‘Were you following that car?’
‘Sort of. I was following a sticker.’
‘The driver thought she was being stalked, as she puts it, by a maniac.’
‘She was driving like one, squealing around corners, shooting through a stop sign back there. I just wanted to talk to her and she went bananas. It was scary.’ I feel my eyes widen as I talk.
‘Wait here,’ McManus says.
His partner is inside with the woman and there’s a lot of harassed female body language going on. I speak that language and it doesn’t look like a good conversation. I hop out and hurry to catch up with Sergeant McManus.
‘Can I talk to her?’ I nearly grab his sleeve.

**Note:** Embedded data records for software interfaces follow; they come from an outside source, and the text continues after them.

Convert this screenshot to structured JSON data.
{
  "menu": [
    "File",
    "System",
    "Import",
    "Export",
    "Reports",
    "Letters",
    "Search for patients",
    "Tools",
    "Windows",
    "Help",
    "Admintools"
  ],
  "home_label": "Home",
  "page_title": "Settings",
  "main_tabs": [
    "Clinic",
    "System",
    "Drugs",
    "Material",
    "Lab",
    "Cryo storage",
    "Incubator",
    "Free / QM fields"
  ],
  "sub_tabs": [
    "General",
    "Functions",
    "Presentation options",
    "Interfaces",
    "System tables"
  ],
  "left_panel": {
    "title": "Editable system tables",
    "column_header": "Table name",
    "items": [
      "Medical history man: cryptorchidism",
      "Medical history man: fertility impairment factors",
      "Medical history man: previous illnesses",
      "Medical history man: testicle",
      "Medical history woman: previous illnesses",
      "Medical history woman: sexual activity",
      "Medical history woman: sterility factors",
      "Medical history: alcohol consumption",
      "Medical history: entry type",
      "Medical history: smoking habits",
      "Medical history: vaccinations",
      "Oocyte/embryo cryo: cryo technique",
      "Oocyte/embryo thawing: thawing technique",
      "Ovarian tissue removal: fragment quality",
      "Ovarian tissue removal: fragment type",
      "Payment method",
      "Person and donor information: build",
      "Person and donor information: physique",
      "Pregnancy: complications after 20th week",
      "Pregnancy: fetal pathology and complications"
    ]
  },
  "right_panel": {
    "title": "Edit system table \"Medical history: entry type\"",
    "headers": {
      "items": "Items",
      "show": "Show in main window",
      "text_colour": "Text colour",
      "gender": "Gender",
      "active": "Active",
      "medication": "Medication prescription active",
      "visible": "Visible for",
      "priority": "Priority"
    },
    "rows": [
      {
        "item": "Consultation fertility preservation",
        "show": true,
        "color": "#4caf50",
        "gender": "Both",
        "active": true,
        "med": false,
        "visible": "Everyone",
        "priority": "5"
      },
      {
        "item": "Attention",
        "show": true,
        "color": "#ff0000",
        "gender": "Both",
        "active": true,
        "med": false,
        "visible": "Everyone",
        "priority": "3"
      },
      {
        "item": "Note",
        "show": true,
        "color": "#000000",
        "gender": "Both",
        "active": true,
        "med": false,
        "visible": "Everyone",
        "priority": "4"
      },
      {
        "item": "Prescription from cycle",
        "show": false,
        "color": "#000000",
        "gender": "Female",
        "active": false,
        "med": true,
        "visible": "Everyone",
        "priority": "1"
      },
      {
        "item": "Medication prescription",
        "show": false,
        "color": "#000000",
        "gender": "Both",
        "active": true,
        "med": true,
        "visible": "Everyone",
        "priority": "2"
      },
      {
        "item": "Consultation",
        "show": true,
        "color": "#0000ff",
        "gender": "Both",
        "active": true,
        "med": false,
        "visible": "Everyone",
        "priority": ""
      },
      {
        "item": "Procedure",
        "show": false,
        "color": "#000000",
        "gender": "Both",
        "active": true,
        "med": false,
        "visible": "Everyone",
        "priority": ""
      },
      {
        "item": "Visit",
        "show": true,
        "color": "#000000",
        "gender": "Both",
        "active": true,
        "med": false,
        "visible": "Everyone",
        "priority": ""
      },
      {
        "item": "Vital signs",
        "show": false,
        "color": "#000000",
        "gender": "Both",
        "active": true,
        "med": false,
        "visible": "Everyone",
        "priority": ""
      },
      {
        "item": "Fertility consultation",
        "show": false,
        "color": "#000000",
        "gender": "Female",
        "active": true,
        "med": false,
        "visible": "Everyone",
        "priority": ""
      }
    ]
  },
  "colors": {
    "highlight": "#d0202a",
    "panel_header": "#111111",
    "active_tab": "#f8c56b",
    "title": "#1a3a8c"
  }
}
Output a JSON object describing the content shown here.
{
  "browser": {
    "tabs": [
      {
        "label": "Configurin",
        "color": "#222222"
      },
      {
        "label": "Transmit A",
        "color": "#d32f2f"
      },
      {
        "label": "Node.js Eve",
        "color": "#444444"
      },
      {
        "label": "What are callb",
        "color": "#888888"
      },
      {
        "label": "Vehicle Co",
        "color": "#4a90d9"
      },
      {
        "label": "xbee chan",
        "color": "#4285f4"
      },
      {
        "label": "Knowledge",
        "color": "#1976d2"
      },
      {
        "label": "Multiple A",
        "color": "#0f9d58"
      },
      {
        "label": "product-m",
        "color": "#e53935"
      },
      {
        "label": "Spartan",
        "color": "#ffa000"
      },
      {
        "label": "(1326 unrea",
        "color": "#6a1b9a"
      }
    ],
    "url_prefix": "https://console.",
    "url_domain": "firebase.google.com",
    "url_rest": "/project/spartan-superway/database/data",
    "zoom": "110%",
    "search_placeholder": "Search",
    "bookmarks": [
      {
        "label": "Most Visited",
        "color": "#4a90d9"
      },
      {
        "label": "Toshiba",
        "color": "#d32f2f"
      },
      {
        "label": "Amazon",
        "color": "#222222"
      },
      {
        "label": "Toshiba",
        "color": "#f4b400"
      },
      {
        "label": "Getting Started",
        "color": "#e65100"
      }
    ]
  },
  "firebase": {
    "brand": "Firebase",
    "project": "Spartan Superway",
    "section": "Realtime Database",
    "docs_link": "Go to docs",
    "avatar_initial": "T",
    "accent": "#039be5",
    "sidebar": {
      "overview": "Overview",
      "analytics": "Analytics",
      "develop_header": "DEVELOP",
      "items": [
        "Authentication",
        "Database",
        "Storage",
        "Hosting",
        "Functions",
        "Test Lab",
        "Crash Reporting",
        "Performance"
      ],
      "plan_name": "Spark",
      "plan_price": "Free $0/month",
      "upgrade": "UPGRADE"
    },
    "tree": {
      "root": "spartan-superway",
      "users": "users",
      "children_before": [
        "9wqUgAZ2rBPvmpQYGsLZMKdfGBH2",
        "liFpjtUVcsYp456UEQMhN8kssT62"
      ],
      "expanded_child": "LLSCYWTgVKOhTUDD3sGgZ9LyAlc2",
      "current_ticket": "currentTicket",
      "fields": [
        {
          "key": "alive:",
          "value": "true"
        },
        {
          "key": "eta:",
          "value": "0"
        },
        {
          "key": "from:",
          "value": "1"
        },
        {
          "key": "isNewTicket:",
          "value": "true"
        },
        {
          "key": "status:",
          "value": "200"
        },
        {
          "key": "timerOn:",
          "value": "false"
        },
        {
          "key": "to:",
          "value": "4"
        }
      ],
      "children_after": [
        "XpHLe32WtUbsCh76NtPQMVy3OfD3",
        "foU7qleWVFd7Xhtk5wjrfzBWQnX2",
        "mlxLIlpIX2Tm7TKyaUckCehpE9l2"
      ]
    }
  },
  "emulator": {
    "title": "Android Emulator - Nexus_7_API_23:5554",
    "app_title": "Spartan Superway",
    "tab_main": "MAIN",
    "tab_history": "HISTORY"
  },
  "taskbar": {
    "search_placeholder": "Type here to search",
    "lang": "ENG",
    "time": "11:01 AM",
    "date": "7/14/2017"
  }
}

This is my chance to make unmarryme work with a stranger, so I better settle down. ‘I need to explain myself.’
‘Yes and that.’
The woman has straight, blonde, shiny hair and her make-up and fingernails look as if they’ve been done by a professional. Her jewellery is tasteful; she is way classier than I was at her age. And she’s not so afraid when she has three men—one attendant and two policemen—on her side.
‘What the hell is wrong with you?’ She’s standing with a hand on her hip, like Peta does, and I wonder if they’re both in some club, the one that won’t accept me as a member.
‘I’m sorry,’ I say. ‘I’m really sorry. I was excited to see my sticker on your car. It’s the first one I’ve seen other than the ones my friends and family have.’ Nobody has told her that leggings are not pants but now is not the time.
‘So you stalk me?’
‘It wasn’t stalking, I just wanted to see what type of person has an unmarryme sticker on their car.’
‘And what type of person am I?’ She tosses her head.
Sergeant McManus wants this finished.
‘Do you feel the need to take this further?’ he says to the woman. ‘It looks to me like a simple misunderstanding. A classic case of determination meets stupidity. Wouldn’t you say so, Ms Wheeler?’
Humble pie tastes so good that I often go back for more. I face the woman. She’s about BJ’s age, twenty-five. I hope she’s not as tough as BJ. I have a brainwave. ‘Would you accept two tickets to Springsteen as an apology?’ I fish them out of my purse and hold them up. Peta is going to kill me.
‘Really?’ The woman’s cheeks turn rosy. ‘Do you mean it?’
I would have thought she was too young for The Boss but maybe she’s going to give them to her mum. I guess there’ll be other Springsteen concerts. It’ll teach me to keep my mouth shut when I buy Peta her birthday presents. And it’ll teach me not to stalk people.
McManus wants to call it a night. ‘So, you’re okay?’
Bethany nods. ‘We’re fine. It was a misunderstanding.’
‘And you, Ms Wheeler, we’re done?’
Yep, McManus has bad guys to catch. ‘Yes, Sergeant. Sorry to see you again so soon.’
‘Me too, Ruby. You’re lucky it was us, other coppers might not be as indulgent. Let’s try to keep it to YouTube.’
‘You’ve seen it.’ I don’t make that a question anymore.
The nightly phone call starts with controversy. ‘I just had a call from Declan McManus.’
Pretending I don’t know what Mark is talking about: ‘And how is he?’
‘Well, you tell me, since you saw him only a few hours ago.’
I pull the doona over my head. Yes, Mark can’t see me, but embarrassment still happens when you’re alone. ‘It was a misunderstanding.’ That’s what Bethany said.
‘You have a lot of misunderstandings.’
Two pillows under my head, one at my side, one on the floor by the door to stop spiders coming in—I’m comfortable now. Mark used to complain that the floor wasn’t the place for pillows. I said the bedroom isn’t the place for spiders, and the pillow stayed.
‘How’s things?’ I say. ‘I miss you. I miss Celeste. How is she?’
‘Celeste is great. I took her to the Fairy Tree the other day. It was way more magical when I was a kid. She liked it, though, as well as the little village.’
‘I love that village. I always want to shrink myself and swim in that tiny little creek. Maybe I can take her to the park this weekend. How’s work?’
‘Work’s good, busy. Getting a lot done.’
That’s about all he ever says about work. Maybe my face glazes over at the mention of constitutional law. I’ll have to train myself to be interested so I can get a better idea of what he does. Or maybe he’s deliberately light on about what he does because he’s a spy and he’s always off on secret missions to hotspots, like Canberra. Or maybe it is as boring as I think it is and he’s afraid I’ll go off him. Fat chance. I guess I don’t go into the particulars about my work, either.